Karigar was convicted on August 15, 2013 for his leading role in a conspiracy to offer bribes to officials of Air India and an Indian Cabinet Minister. The scheme was intended to make Cryptometrics Canada the successful bidder in a multi-million dollar contract to supply facial recognition software to Air India. Our previous analysis of this significant conviction can be found in First Trial Under Canada’s Corruption of Foreign Public Officials Act Results in Conviction.
This is an important sentencing decision as it provides a first glimpse of how courts will determine sentencing under the CFPOA. It also indicates that Canadian courts are closely aligned with efforts of the RCMP and Canadian prosecutors to punish international bribery more stringently than in the past. Businesses and individuals should take careful notice of the decision and ensure that they are acting in compliance with CFPOA in all of their dealings abroad.
Reasons for the Sentence
The CFPOA was enacted by Parliament in 1998 reflecting Canada’s obligations under the Convention on Combating Bribery in International Business Transactions of the Organization for Economic Co-operation and Development. In his sentencing decision, Justice Hackland made reference to Article 3 of the Convention which outlines that bribery of foreign officials should be punishable to the same extent as bribery of domestic officials.
In his decision, Justice Hackland outlined four aggravating factors and three mitigating factors in support of Karigar’s three year sentence.
The sophistication and planning involved in the bribery scheme.
Other acts of dishonesty by Mr. Karigar, including entering fake competitive bids to create the illusion of a competitive process and the use of confidential insider information in preparing his bid.
Mr. Karigar’s attitude of entitlement throughout the bidding process, including his admission to the Canadian trade commissioner regarding bribery.

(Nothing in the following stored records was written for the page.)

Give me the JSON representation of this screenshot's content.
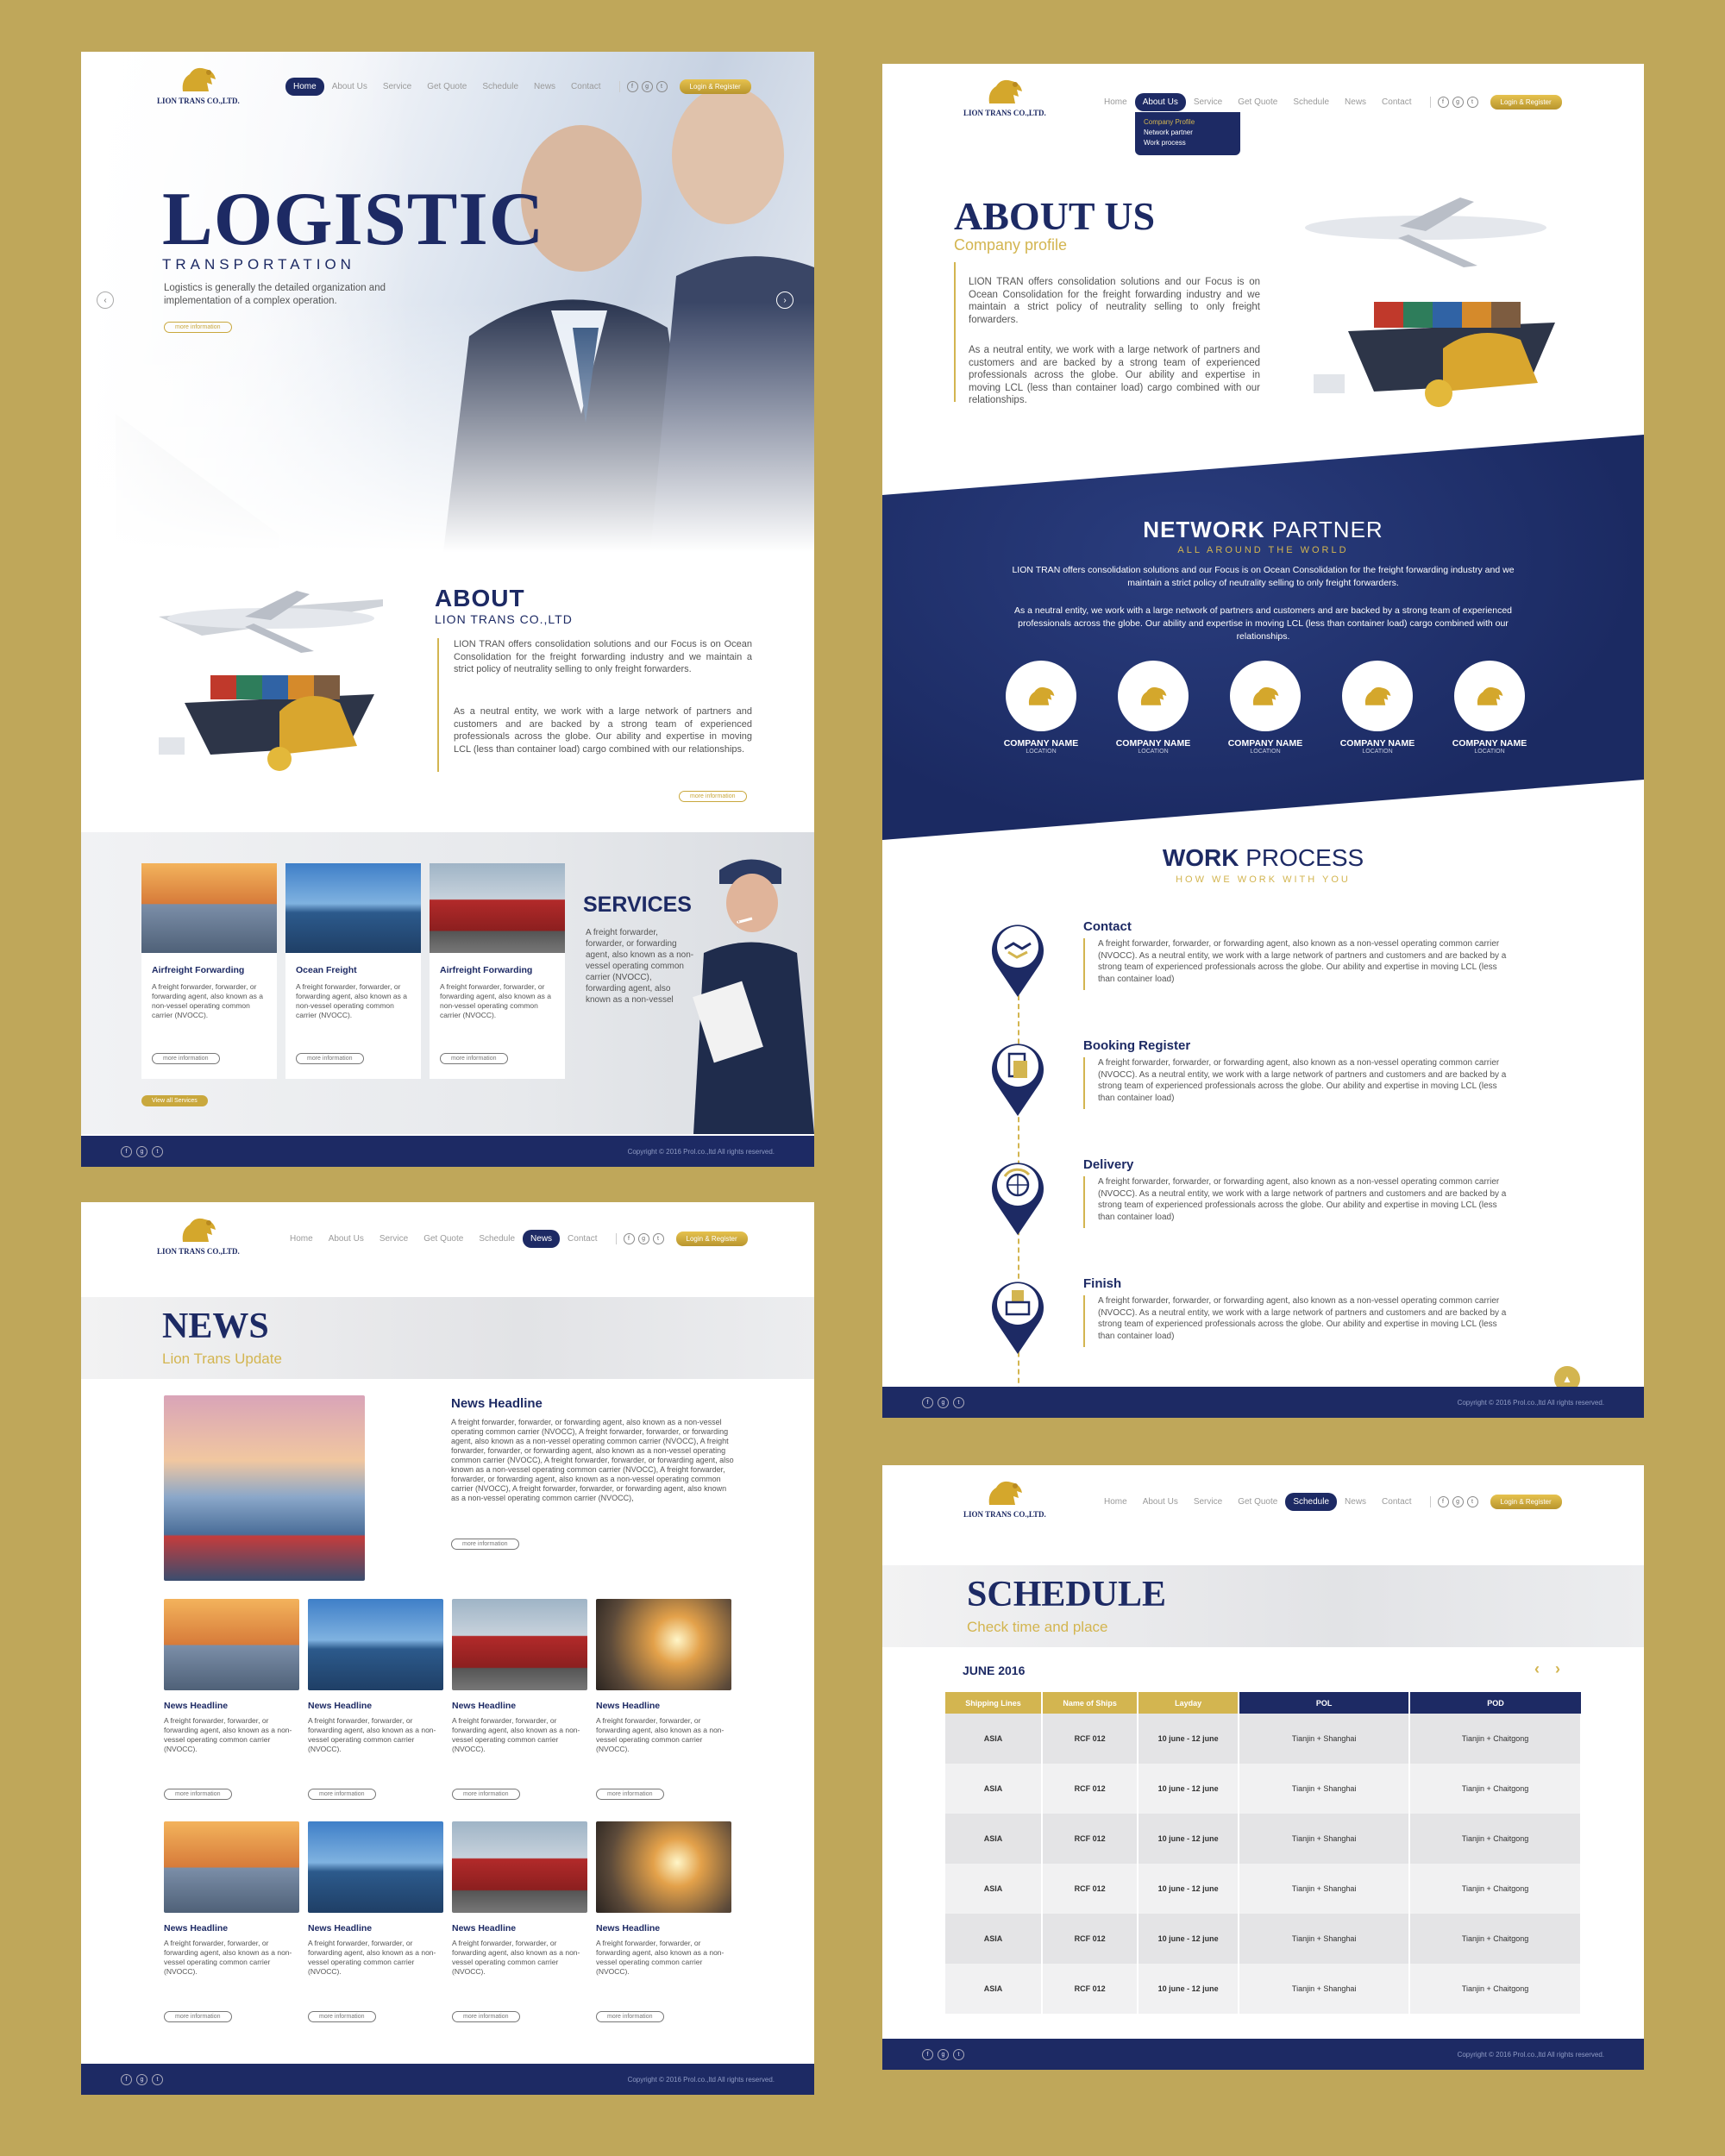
{
  "brand": {
    "logo_text": "LION TRANS CO.,LTD."
  },
  "nav": {
    "items": [
      "Home",
      "About Us",
      "Service",
      "Get Quote",
      "Schedule",
      "News",
      "Contact"
    ],
    "login": "Login & Register"
  },
  "footer": {
    "copyright": "Copyright © 2016 Prol.co.,ltd All rights reserved."
  },
  "home": {
    "hero_title": "LOGISTIC",
    "hero_sub": "TRANSPORTATION",
    "hero_desc": "Logistics is generally the detailed organization and implementation of a complex operation.",
    "more": "more information",
    "about_title": "ABOUT",
    "about_sub": "LION TRANS CO.,LTD",
    "about_p1": "LION TRAN offers consolidation solutions and our Focus is on Ocean Consolidation for the freight forwarding industry and we maintain a strict policy of neutrality selling to only freight forwarders.",
    "about_p2": "As a neutral entity, we work with a large network of partners and customers and are backed by a strong team of experienced professionals across the globe. Our ability and expertise in moving LCL (less than container load) cargo combined with our relationships.",
    "services_title": "SERVICES",
    "services_desc": "A freight forwarder, forwarder, or forwarding agent, also known as a non-vessel operating common carrier (NVOCC), forwarding agent, also known as a non-vessel",
    "view_all": "View all Services",
    "cards": [
      {
        "title": "Airfreight Forwarding",
        "desc": "A freight forwarder, forwarder, or forwarding agent, also known as a non-vessel operating common carrier (NVOCC)."
      },
      {
        "title": "Ocean Freight",
        "desc": "A freight forwarder, forwarder, or forwarding agent, also known as a non-vessel operating common carrier (NVOCC)."
      },
      {
        "title": "Airfreight Forwarding",
        "desc": "A freight forwarder, forwarder, or forwarding agent, also known as a non-vessel operating common carrier (NVOCC)."
      }
    ]
  },
  "aboutpage": {
    "dropdown": [
      "Company Profile",
      "Network partner",
      "Work process"
    ],
    "title": "ABOUT US",
    "subtitle": "Company profile",
    "p1": "LION TRAN offers consolidation solutions and our Focus is on Ocean Consolidation for the freight forwarding industry and we maintain a strict policy of neutrality selling to only freight forwarders.",
    "p2": "As a neutral entity, we work with a large network of partners and customers and are backed by a strong team of experienced professionals across the globe. Our ability and expertise in moving LCL (less than container load) cargo combined with our relationships.",
    "network_title_bold": "NETWORK",
    "network_title_rest": "PARTNER",
    "network_sub": "ALL AROUND THE WORLD",
    "network_p1": "LION TRAN offers consolidation solutions and our Focus is on Ocean Consolidation for the freight forwarding industry and we maintain a strict policy of neutrality selling to only freight forwarders.",
    "network_p2": "As a neutral entity, we work with a large network of partners and customers and are backed by a strong team of experienced professionals across the globe. Our ability and expertise in moving LCL (less than container load) cargo combined with our relationships.",
    "partners": [
      {
        "name": "COMPANY NAME",
        "loc": "LOCATION"
      },
      {
        "name": "COMPANY NAME",
        "loc": "LOCATION"
      },
      {
        "name": "COMPANY NAME",
        "loc": "LOCATION"
      },
      {
        "name": "COMPANY NAME",
        "loc": "LOCATION"
      },
      {
        "name": "COMPANY NAME",
        "loc": "LOCATION"
      }
    ],
    "work_title_bold": "WORK",
    "work_title_rest": "PROCESS",
    "work_sub": "HOW WE WORK WITH YOU",
    "steps": [
      {
        "title": "Contact",
        "icon": "handshake-icon",
        "desc": "A freight forwarder, forwarder, or forwarding agent, also known as a non-vessel operating common carrier (NVOCC). As a neutral entity, we work with a large network of partners and customers and are backed by a strong team of experienced professionals across the globe. Our ability and expertise in moving LCL (less than container load)"
      },
      {
        "title": "Booking Register",
        "icon": "document-icon",
        "desc": "A freight forwarder, forwarder, or forwarding agent, also known as a non-vessel operating common carrier (NVOCC). As a neutral entity, we work with a large network of partners and customers and are backed by a strong team of experienced professionals across the globe. Our ability and expertise in moving LCL (less than container load)"
      },
      {
        "title": "Delivery",
        "icon": "globe-icon",
        "desc": "A freight forwarder, forwarder, or forwarding agent, also known as a non-vessel operating common carrier (NVOCC). As a neutral entity, we work with a large network of partners and customers and are backed by a strong team of experienced professionals across the globe. Our ability and expertise in moving LCL (less than container load)"
      },
      {
        "title": "Finish",
        "icon": "boxes-icon",
        "desc": "A freight forwarder, forwarder, or forwarding agent, also known as a non-vessel operating common carrier (NVOCC). As a neutral entity, we work with a large network of partners and customers and are backed by a strong team of experienced professionals across the globe. Our ability and expertise in moving LCL (less than container load)"
      }
    ]
  },
  "newspage": {
    "title": "NEWS",
    "subtitle": "Lion Trans Update",
    "headline": "News Headline",
    "headline_desc": "A freight forwarder, forwarder, or forwarding agent, also known as a non-vessel operating common carrier (NVOCC), A freight forwarder, forwarder, or forwarding agent, also known as a non-vessel operating common carrier (NVOCC), A freight forwarder, forwarder, or forwarding agent, also known as a non-vessel operating common carrier (NVOCC), A freight forwarder, forwarder, or forwarding agent, also known as a non-vessel operating common carrier (NVOCC), A freight forwarder, forwarder, or forwarding agent, also known as a non-vessel operating common carrier (NVOCC), A freight forwarder, forwarder, or forwarding agent, also known as a non-vessel operating common carrier (NVOCC),",
    "item_title": "News Headline",
    "item_desc": "A freight forwarder, forwarder, or forwarding agent, also known as a non-vessel operating common carrier (NVOCC)."
  },
  "schedule": {
    "title": "SCHEDULE",
    "subtitle": "Check time and place",
    "month": "JUNE 2016",
    "headers": [
      "Shipping Lines",
      "Name of Ships",
      "Layday",
      "POL",
      "POD"
    ],
    "rows": [
      [
        "ASIA",
        "RCF 012",
        "10 june - 12 june",
        "Tianjin + Shanghai",
        "Tianjin + Chaitgong"
      ],
      [
        "ASIA",
        "RCF 012",
        "10 june - 12 june",
        "Tianjin + Shanghai",
        "Tianjin + Chaitgong"
      ],
      [
        "ASIA",
        "RCF 012",
        "10 june - 12 june",
        "Tianjin + Shanghai",
        "Tianjin + Chaitgong"
      ],
      [
        "ASIA",
        "RCF 012",
        "10 june - 12 june",
        "Tianjin + Shanghai",
        "Tianjin + Chaitgong"
      ],
      [
        "ASIA",
        "RCF 012",
        "10 june - 12 june",
        "Tianjin + Shanghai",
        "Tianjin + Chaitgong"
      ],
      [
        "ASIA",
        "RCF 012",
        "10 june - 12 june",
        "Tianjin + Shanghai",
        "Tianjin + Chaitgong"
      ]
    ]
  },
  "colors": {
    "navy": "#1d2a64",
    "gold": "#d3b550",
    "background": "#bfa75a"
  }
}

The fact that Mr. Karigar personally conceived of and orchestrated the bribery.
Karigar confessed to authorities and co-operated throughout the proceedings which helped save trial time.
Karigar has no prior convictions, his respectable business past and his older age and health issues.
The bribery scheme failed and any harm was restricted to the promotion of corruption among a limited group of foreign public officials.
Based on these factors, Justice Hackland sentenced Karigar to three years in prison. The maximum penalty for a CFPOA violation was five years. The maximum penalty period was increased to fourteen years in Bill S-14, Fighting Foreign Corruption Act (received Royal Assent on June 19, 2013), however the offence in Karigar’s case occurred before that amendment came into force. This increased maximum penalty reflects the current trend towards punishing the bribery of foreign officials more stringently in Canada.
Focus on Stiff Sentencing
Prevailing throughout Justice Hackland’s sentencing decision was his emphasis on the seriousness of the crime that Karigar committed. He noted that “…a substantial penalty is to be imposed by the courts even in circumstances where a guilty plea was entered and the accused has cooperated with authorities”.
Justice Hackland relied on cases of fraud under the Criminal Code in order to determine what a reasonable sentence should be for bribing foreign officials. Based on this jurisprudence, he concluded that cases of serious fraud require penitentiary sentences in the range of three to five years, and that usual mitigating factors, such as prior good character, health problems, contributions to the community and the absence of criminal records should not be used to depart from this range.
Justice Hackland also referenced domestic bribery and corruption cases under the Criminal Code. Most importantly, he noted that an overriding consideration in sentencing for bribery should be the deterrence and denunciation of bribery. He concluded his decision by stating that “any person who proposes to enter into a sophisticated scheme to bribe foreign public officials to promote the commercial or other interests of a Canadian business abroad must appreciate that they will face a significant sentence of incarceration in a federal penitentiary.”
With this sentence, Canadian authorities are sending a strong message to companies and executives doing business abroad that individuals, not just entities, will be held responsible and pay a significant price for their involvement in the bribery of foreign officials. The development and documented implementation of a comprehensive compliance program for the detection and prevention of bribery is a critical tool to ensure that a company and its executives stay on the right side of Canadian law.
John W. Boscariol is head of the firm’s International Trade & Investment Law Group and a partner in the Litigation Group. He can be reached via email at firstname.lastname@example.org.